With the line containing "Decode this image" as the starting point, output the remaining lines of the data exactly as they are, through the last.

======== AVAILABLE DATA ========

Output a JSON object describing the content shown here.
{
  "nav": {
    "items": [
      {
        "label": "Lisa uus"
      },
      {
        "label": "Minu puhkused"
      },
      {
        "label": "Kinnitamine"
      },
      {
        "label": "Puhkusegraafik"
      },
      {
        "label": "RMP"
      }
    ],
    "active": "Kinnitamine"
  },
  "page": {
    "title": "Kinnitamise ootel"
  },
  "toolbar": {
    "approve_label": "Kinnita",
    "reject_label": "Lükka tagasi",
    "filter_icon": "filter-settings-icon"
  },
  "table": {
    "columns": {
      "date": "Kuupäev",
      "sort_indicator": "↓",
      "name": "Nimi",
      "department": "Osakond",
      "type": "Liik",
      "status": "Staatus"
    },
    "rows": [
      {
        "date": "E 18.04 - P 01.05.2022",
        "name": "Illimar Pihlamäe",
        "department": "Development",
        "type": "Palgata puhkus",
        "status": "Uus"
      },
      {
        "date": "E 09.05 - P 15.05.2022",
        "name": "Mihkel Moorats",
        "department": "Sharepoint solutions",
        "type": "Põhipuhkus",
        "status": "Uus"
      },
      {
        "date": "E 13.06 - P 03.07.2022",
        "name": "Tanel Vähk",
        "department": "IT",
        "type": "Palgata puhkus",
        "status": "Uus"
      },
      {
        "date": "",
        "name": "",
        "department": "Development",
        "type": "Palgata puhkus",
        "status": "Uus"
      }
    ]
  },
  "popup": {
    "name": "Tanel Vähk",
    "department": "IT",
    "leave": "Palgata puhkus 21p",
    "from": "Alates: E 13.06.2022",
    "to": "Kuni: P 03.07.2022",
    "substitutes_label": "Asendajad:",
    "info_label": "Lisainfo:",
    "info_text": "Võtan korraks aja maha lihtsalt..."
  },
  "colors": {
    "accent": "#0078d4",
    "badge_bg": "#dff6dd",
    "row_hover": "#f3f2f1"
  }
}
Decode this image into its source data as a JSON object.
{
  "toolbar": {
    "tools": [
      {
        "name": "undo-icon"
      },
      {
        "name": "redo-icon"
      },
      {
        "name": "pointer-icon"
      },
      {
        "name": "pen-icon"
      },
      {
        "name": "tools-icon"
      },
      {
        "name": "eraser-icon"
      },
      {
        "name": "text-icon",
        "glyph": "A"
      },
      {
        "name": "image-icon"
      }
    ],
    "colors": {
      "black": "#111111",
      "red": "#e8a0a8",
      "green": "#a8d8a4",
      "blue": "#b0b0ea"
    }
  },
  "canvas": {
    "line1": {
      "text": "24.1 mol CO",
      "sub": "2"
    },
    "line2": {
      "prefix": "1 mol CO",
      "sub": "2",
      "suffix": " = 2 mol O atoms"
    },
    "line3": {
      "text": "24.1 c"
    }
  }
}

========

▸ **COMPLETED TASK**
Decode this image into its source data as a JSON object.
{
  "toolbar": {
    "tools": [
      {
        "name": "undo-icon"
      },
      {
        "name": "redo-icon"
      },
      {
        "name": "pointer-icon"
      },
      {
        "name": "pen-icon"
      },
      {
        "name": "tools-icon"
      },
      {
        "name": "eraser-icon"
      },
      {
        "name": "text-icon",
        "glyph": "A"
      },
      {
        "name": "image-icon"
      }
    ],
    "colors": {
      "black": "#111111",
      "red": "#e8a0a8",
      "green": "#a8d8a4",
      "blue": "#b0b0ea"
    }
  },
  "canvas": {
    "line1": {
      "text": "24.1 mol CO",
      "sub": "2"
    },
    "line2": {
      "prefix": "1 mol CO",
      "sub": "2",
      "suffix": " = 2 mol O atoms"
    },
    "line3": {
      "text": "24.1 c"
    }
  }
}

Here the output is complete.